____ RECORDS FOR THE EXERCISE
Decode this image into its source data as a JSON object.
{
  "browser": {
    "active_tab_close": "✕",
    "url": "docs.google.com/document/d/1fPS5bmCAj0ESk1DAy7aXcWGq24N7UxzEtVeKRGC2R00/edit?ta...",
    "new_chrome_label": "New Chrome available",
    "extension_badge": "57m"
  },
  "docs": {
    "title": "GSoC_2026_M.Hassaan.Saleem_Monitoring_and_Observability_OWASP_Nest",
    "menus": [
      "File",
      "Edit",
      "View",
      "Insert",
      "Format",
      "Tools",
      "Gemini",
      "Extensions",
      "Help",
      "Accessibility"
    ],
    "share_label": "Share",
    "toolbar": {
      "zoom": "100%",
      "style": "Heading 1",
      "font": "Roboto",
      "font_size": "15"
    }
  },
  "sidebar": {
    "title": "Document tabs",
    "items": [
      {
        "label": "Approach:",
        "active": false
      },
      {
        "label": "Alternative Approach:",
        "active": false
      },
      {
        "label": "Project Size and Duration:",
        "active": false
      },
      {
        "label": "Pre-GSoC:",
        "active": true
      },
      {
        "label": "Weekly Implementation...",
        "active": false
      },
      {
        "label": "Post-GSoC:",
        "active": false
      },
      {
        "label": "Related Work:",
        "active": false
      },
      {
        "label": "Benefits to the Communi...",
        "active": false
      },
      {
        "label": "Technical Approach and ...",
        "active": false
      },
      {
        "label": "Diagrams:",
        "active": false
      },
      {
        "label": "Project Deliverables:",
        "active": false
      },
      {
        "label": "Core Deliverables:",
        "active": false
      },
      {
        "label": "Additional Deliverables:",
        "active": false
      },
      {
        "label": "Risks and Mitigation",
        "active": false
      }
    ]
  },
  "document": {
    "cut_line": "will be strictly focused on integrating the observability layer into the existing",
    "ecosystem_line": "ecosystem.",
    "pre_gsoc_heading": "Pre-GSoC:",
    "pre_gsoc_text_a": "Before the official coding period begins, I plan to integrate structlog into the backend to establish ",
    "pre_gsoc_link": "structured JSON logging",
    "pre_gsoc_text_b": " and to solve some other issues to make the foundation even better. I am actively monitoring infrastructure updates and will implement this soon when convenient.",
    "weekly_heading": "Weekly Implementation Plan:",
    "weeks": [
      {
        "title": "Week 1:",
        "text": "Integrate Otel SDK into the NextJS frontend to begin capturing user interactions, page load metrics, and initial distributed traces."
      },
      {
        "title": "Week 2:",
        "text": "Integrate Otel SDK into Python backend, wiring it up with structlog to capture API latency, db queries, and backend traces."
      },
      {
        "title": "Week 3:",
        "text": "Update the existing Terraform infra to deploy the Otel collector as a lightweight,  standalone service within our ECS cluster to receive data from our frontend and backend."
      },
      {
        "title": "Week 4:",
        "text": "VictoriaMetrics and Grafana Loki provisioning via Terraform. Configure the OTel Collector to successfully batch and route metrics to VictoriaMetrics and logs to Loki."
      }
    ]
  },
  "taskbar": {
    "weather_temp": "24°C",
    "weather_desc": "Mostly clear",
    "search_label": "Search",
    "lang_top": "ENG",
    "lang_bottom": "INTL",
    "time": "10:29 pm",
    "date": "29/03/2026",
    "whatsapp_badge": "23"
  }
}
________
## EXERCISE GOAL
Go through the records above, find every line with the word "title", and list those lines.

## SOLUTION
    "title": "GSoC_2026_M.Hassaan.Saleem_Monitoring_and_Observability_OWASP_Nest",
    "title": "Document tabs",
        "title": "Week 1:",
        "title": "Week 2:",
        "title": "Week 3:",
        "title": "Week 4:",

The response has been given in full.